*** Block opens ***

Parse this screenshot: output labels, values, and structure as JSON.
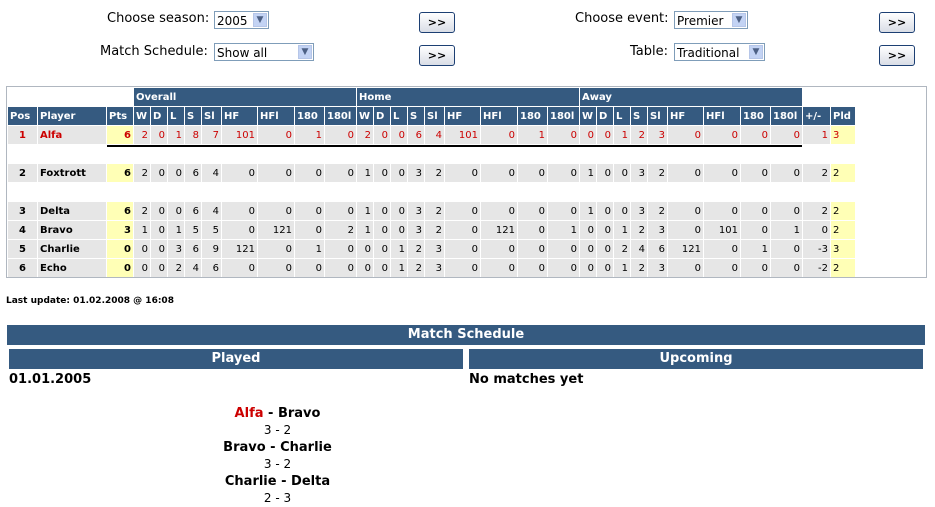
{
  "controls": {
    "season_label": "Choose season:",
    "season_value": "2005",
    "event_label": "Choose event:",
    "event_value": "Premier",
    "schedule_label": "Match Schedule:",
    "schedule_value": "Show all",
    "table_label": "Table:",
    "table_value": "Traditional",
    "go_label": ">>"
  },
  "standings": {
    "group_headers": [
      "Overall",
      "Home",
      "Away"
    ],
    "columns": [
      "Pos",
      "Player",
      "Pts",
      "W",
      "D",
      "L",
      "S",
      "Sl",
      "HF",
      "HFl",
      "180",
      "180l",
      "W",
      "D",
      "L",
      "S",
      "Sl",
      "HF",
      "HFl",
      "180",
      "180l",
      "W",
      "D",
      "L",
      "S",
      "Sl",
      "HF",
      "HFl",
      "180",
      "180l",
      "+/-",
      "Pld"
    ],
    "rows": [
      {
        "cells": [
          "1",
          "Alfa",
          "6",
          "2",
          "0",
          "1",
          "8",
          "7",
          "101",
          "0",
          "1",
          "0",
          "2",
          "0",
          "0",
          "6",
          "4",
          "101",
          "0",
          "1",
          "0",
          "0",
          "0",
          "1",
          "2",
          "3",
          "0",
          "0",
          "0",
          "0",
          "1",
          "3"
        ]
      },
      {
        "cells": [
          "2",
          "Foxtrott",
          "6",
          "2",
          "0",
          "0",
          "6",
          "4",
          "0",
          "0",
          "0",
          "0",
          "1",
          "0",
          "0",
          "3",
          "2",
          "0",
          "0",
          "0",
          "0",
          "1",
          "0",
          "0",
          "3",
          "2",
          "0",
          "0",
          "0",
          "0",
          "2",
          "2"
        ]
      },
      {
        "cells": [
          "3",
          "Delta",
          "6",
          "2",
          "0",
          "0",
          "6",
          "4",
          "0",
          "0",
          "0",
          "0",
          "1",
          "0",
          "0",
          "3",
          "2",
          "0",
          "0",
          "0",
          "0",
          "1",
          "0",
          "0",
          "3",
          "2",
          "0",
          "0",
          "0",
          "0",
          "2",
          "2"
        ]
      },
      {
        "cells": [
          "4",
          "Bravo",
          "3",
          "1",
          "0",
          "1",
          "5",
          "5",
          "0",
          "121",
          "0",
          "2",
          "1",
          "0",
          "0",
          "3",
          "2",
          "0",
          "121",
          "0",
          "1",
          "0",
          "0",
          "1",
          "2",
          "3",
          "0",
          "101",
          "0",
          "1",
          "0",
          "2"
        ]
      },
      {
        "cells": [
          "5",
          "Charlie",
          "0",
          "0",
          "0",
          "3",
          "6",
          "9",
          "121",
          "0",
          "1",
          "0",
          "0",
          "0",
          "1",
          "2",
          "3",
          "0",
          "0",
          "0",
          "0",
          "0",
          "0",
          "2",
          "4",
          "6",
          "121",
          "0",
          "1",
          "0",
          "-3",
          "3"
        ]
      },
      {
        "cells": [
          "6",
          "Echo",
          "0",
          "0",
          "0",
          "2",
          "4",
          "6",
          "0",
          "0",
          "0",
          "0",
          "0",
          "0",
          "1",
          "2",
          "3",
          "0",
          "0",
          "0",
          "0",
          "0",
          "0",
          "1",
          "2",
          "3",
          "0",
          "0",
          "0",
          "0",
          "-2",
          "2"
        ]
      }
    ]
  },
  "last_update": "Last update: 01.02.2008 @ 16:08",
  "schedule": {
    "title": "Match Schedule",
    "played_label": "Played",
    "upcoming_label": "Upcoming",
    "date": "01.01.2005",
    "upcoming_text": "No matches yet",
    "matches": [
      {
        "home": "Alfa",
        "sep": " - ",
        "away": "Bravo",
        "score": "3 - 2",
        "home_color": "#cc0000"
      },
      {
        "home": "Bravo",
        "sep": " - ",
        "away": "Charlie",
        "score": "3 - 2",
        "home_color": "#000000"
      },
      {
        "home": "Charlie",
        "sep": " - ",
        "away": "Delta",
        "score": "2 - 3",
        "home_color": "#000000"
      }
    ]
  },
  "colors": {
    "header_bg": "#355a80",
    "highlight": "#cc0000",
    "pts_bg": "#ffffb6",
    "row_bg": "#e6e6e6"
  }
}
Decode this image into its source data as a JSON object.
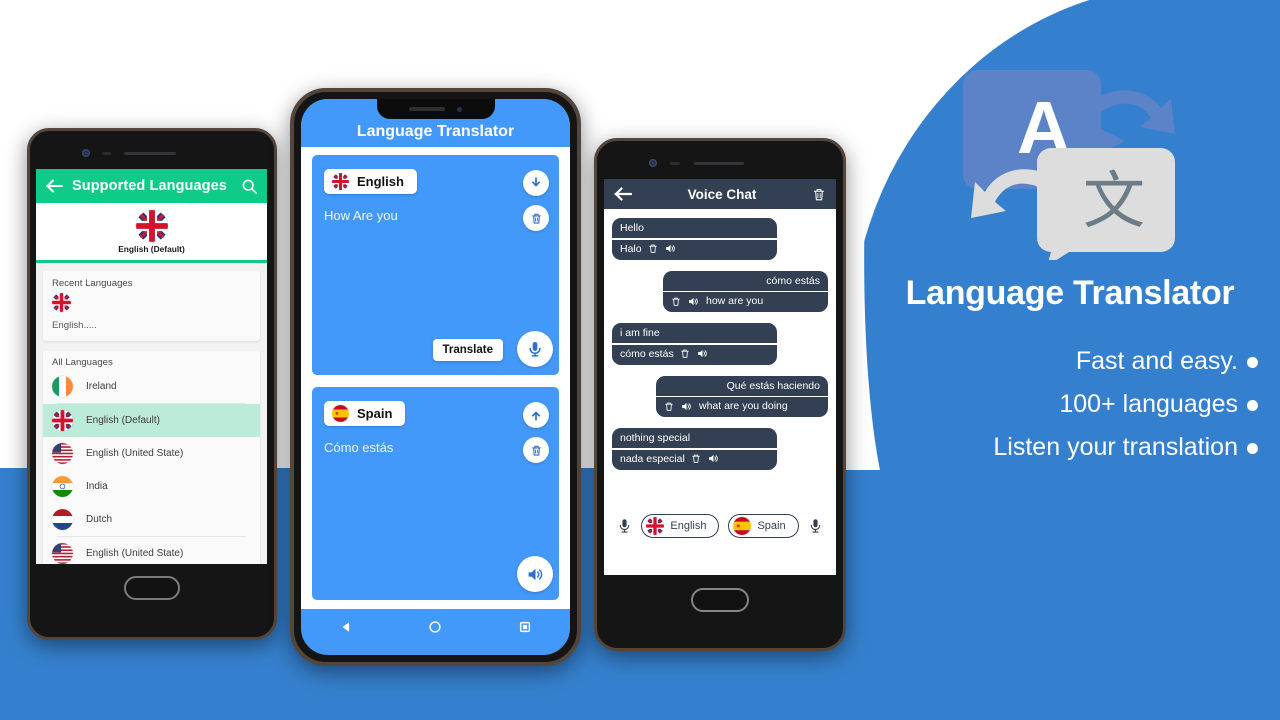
{
  "colors": {
    "bg_blue": "#3580ce",
    "app_blue": "#4399f9",
    "green": "#0fcb88",
    "navy": "#333f52",
    "white": "#ffffff"
  },
  "phone1": {
    "appbar": {
      "title": "Supported Languages",
      "back_icon": "back-arrow-icon",
      "search_icon": "search-icon"
    },
    "hero": {
      "flag": "uk-flag",
      "label": "English (Default)"
    },
    "recent": {
      "heading": "Recent Languages",
      "item_flag": "uk-flag",
      "item_label": "English....."
    },
    "all": {
      "heading": "All Languages",
      "items": [
        {
          "label": "Ireland",
          "flag": "ireland-flag",
          "selected": false
        },
        {
          "label": "English (Default)",
          "flag": "uk-flag",
          "selected": true
        },
        {
          "label": "English (United State)",
          "flag": "usa-flag",
          "selected": false
        },
        {
          "label": "India",
          "flag": "india-flag",
          "selected": false
        },
        {
          "label": "Dutch",
          "flag": "netherlands-flag",
          "selected": false
        },
        {
          "label": "English (United State)",
          "flag": "usa-flag",
          "selected": false
        }
      ]
    }
  },
  "phone2": {
    "appbar": {
      "title": "Language Translator"
    },
    "source": {
      "language": "English",
      "flag": "uk-flag",
      "text": "How Are you",
      "download_icon": "download-arrow-icon",
      "delete_icon": "trash-icon",
      "mic_icon": "microphone-icon",
      "translate_label": "Translate"
    },
    "target": {
      "language": "Spain",
      "flag": "spain-flag",
      "text": "Cómo estás",
      "upload_icon": "upload-arrow-icon",
      "delete_icon": "trash-icon",
      "speaker_icon": "speaker-icon"
    },
    "navbar": {
      "back_icon": "nav-back-icon",
      "home_icon": "nav-home-icon",
      "recents_icon": "nav-recents-icon"
    }
  },
  "phone3": {
    "appbar": {
      "title": "Voice Chat",
      "back_icon": "back-arrow-icon",
      "delete_icon": "trash-icon"
    },
    "messages": [
      {
        "side": "left",
        "original": "Hello",
        "translation": "Halo"
      },
      {
        "side": "right",
        "original": "cómo estás",
        "translation": "how are you"
      },
      {
        "side": "left",
        "original": "i am fine",
        "translation": "cómo estás"
      },
      {
        "side": "right",
        "original": "Qué estás haciendo",
        "translation": "what are you doing"
      },
      {
        "side": "left",
        "original": "nothing special",
        "translation": "nada especial"
      }
    ],
    "bottom_bar": {
      "left_mic_icon": "microphone-icon",
      "right_mic_icon": "microphone-icon",
      "left_lang": {
        "label": "English",
        "flag": "uk-flag"
      },
      "right_lang": {
        "label": "Spain",
        "flag": "spain-flag"
      }
    }
  },
  "promo": {
    "logo": {
      "letter_a": "A",
      "glyph_cjk": "文",
      "icon": "translate-logo-icon"
    },
    "title": "Language Translator",
    "features": [
      "Fast and easy.",
      "100+ languages",
      "Listen your translation"
    ]
  }
}
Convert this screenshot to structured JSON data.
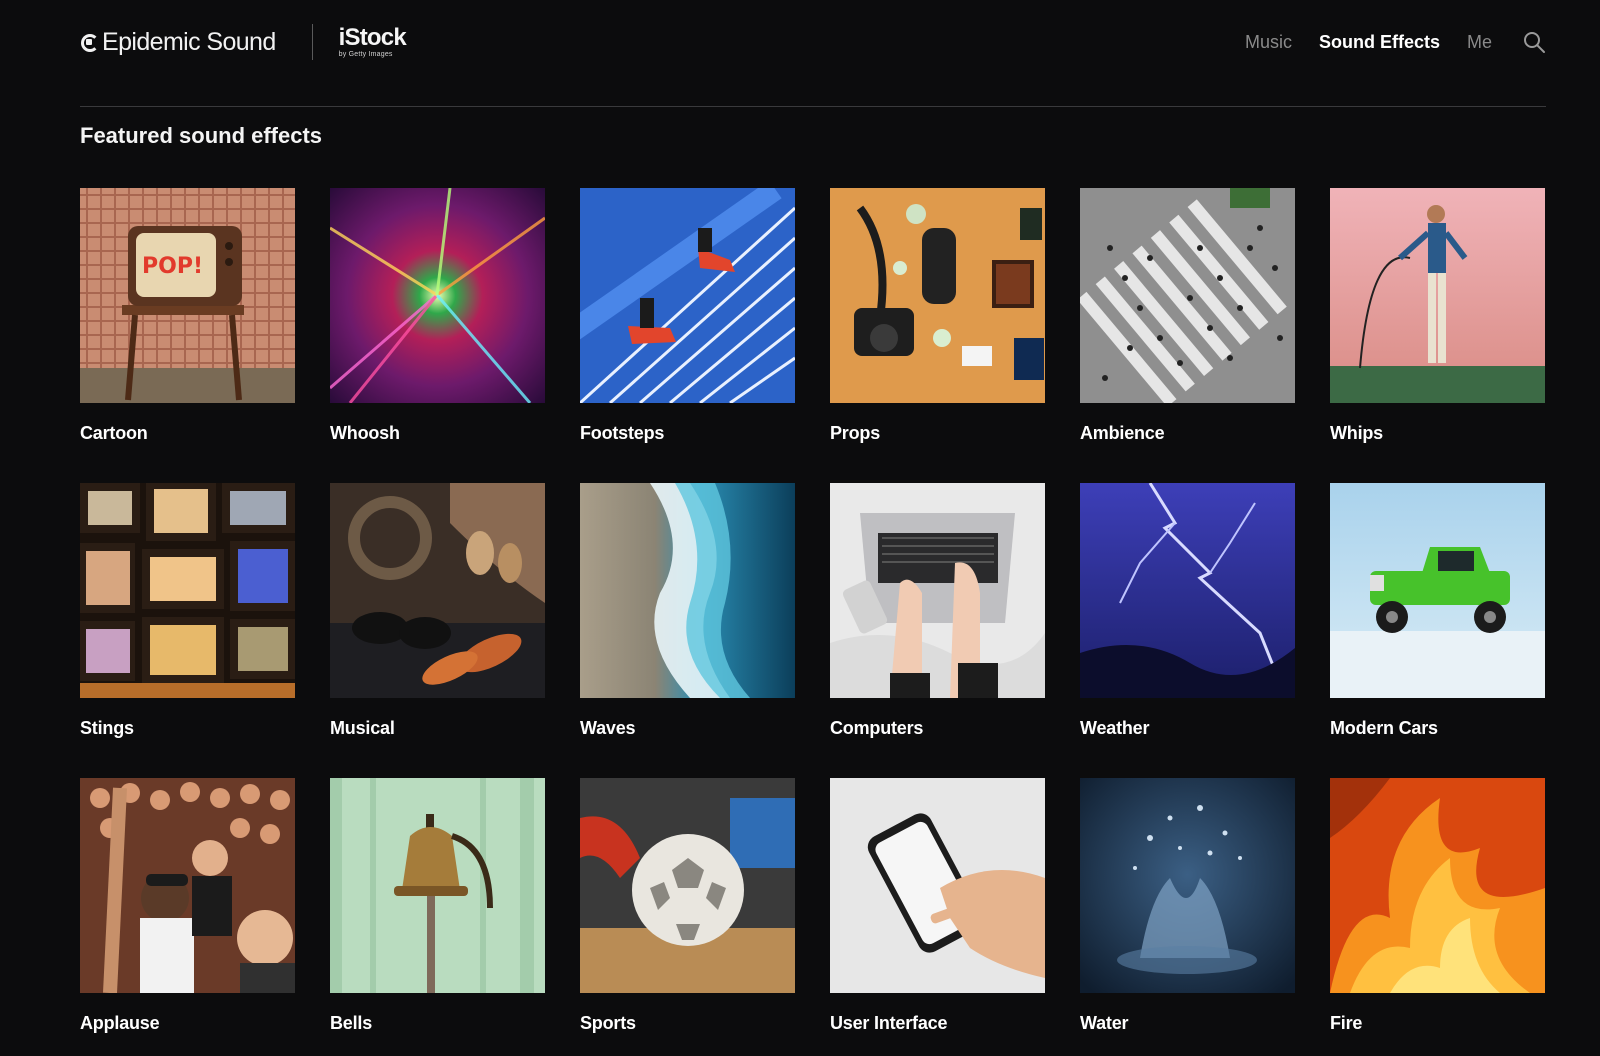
{
  "header": {
    "brand_name": "Epidemic Sound",
    "partner_name": "iStock",
    "partner_sub": "by Getty Images",
    "nav": [
      {
        "label": "Music",
        "active": false
      },
      {
        "label": "Sound Effects",
        "active": true
      },
      {
        "label": "Me",
        "active": false
      }
    ]
  },
  "section": {
    "title": "Featured sound effects"
  },
  "categories": [
    {
      "label": "Cartoon",
      "icon": "tv-pop-image"
    },
    {
      "label": "Whoosh",
      "icon": "light-tunnel-image"
    },
    {
      "label": "Footsteps",
      "icon": "stairs-sneakers-image"
    },
    {
      "label": "Props",
      "icon": "camera-flatlay-image"
    },
    {
      "label": "Ambience",
      "icon": "crosswalk-crowd-image"
    },
    {
      "label": "Whips",
      "icon": "whip-performer-image"
    },
    {
      "label": "Stings",
      "icon": "tv-wall-image"
    },
    {
      "label": "Musical",
      "icon": "percussion-instruments-image"
    },
    {
      "label": "Waves",
      "icon": "ocean-wave-image"
    },
    {
      "label": "Computers",
      "icon": "laptop-typing-image"
    },
    {
      "label": "Weather",
      "icon": "lightning-storm-image"
    },
    {
      "label": "Modern Cars",
      "icon": "green-truck-image"
    },
    {
      "label": "Applause",
      "icon": "cheering-crowd-image"
    },
    {
      "label": "Bells",
      "icon": "brass-bell-image"
    },
    {
      "label": "Sports",
      "icon": "soccer-ball-image"
    },
    {
      "label": "User Interface",
      "icon": "smartphone-hand-image"
    },
    {
      "label": "Water",
      "icon": "water-splash-image"
    },
    {
      "label": "Fire",
      "icon": "flames-image"
    }
  ]
}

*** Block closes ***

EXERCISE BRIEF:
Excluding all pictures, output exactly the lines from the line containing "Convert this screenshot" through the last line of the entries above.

OUTPUT FOR THIS EXERCISE:
Convert this screenshot to structured JSON data.
{
  "header": {
    "brand_name": "Epidemic Sound",
    "partner_name": "iStock",
    "partner_sub": "by Getty Images",
    "nav": [
      {
        "label": "Music",
        "active": false
      },
      {
        "label": "Sound Effects",
        "active": true
      },
      {
        "label": "Me",
        "active": false
      }
    ]
  },
  "section": {
    "title": "Featured sound effects"
  },
  "categories": [
    {
      "label": "Cartoon",
      "icon": "tv-pop-image"
    },
    {
      "label": "Whoosh",
      "icon": "light-tunnel-image"
    },
    {
      "label": "Footsteps",
      "icon": "stairs-sneakers-image"
    },
    {
      "label": "Props",
      "icon": "camera-flatlay-image"
    },
    {
      "label": "Ambience",
      "icon": "crosswalk-crowd-image"
    },
    {
      "label": "Whips",
      "icon": "whip-performer-image"
    },
    {
      "label": "Stings",
      "icon": "tv-wall-image"
    },
    {
      "label": "Musical",
      "icon": "percussion-instruments-image"
    },
    {
      "label": "Waves",
      "icon": "ocean-wave-image"
    },
    {
      "label": "Computers",
      "icon": "laptop-typing-image"
    },
    {
      "label": "Weather",
      "icon": "lightning-storm-image"
    },
    {
      "label": "Modern Cars",
      "icon": "green-truck-image"
    },
    {
      "label": "Applause",
      "icon": "cheering-crowd-image"
    },
    {
      "label": "Bells",
      "icon": "brass-bell-image"
    },
    {
      "label": "Sports",
      "icon": "soccer-ball-image"
    },
    {
      "label": "User Interface",
      "icon": "smartphone-hand-image"
    },
    {
      "label": "Water",
      "icon": "water-splash-image"
    },
    {
      "label": "Fire",
      "icon": "flames-image"
    }
  ]
}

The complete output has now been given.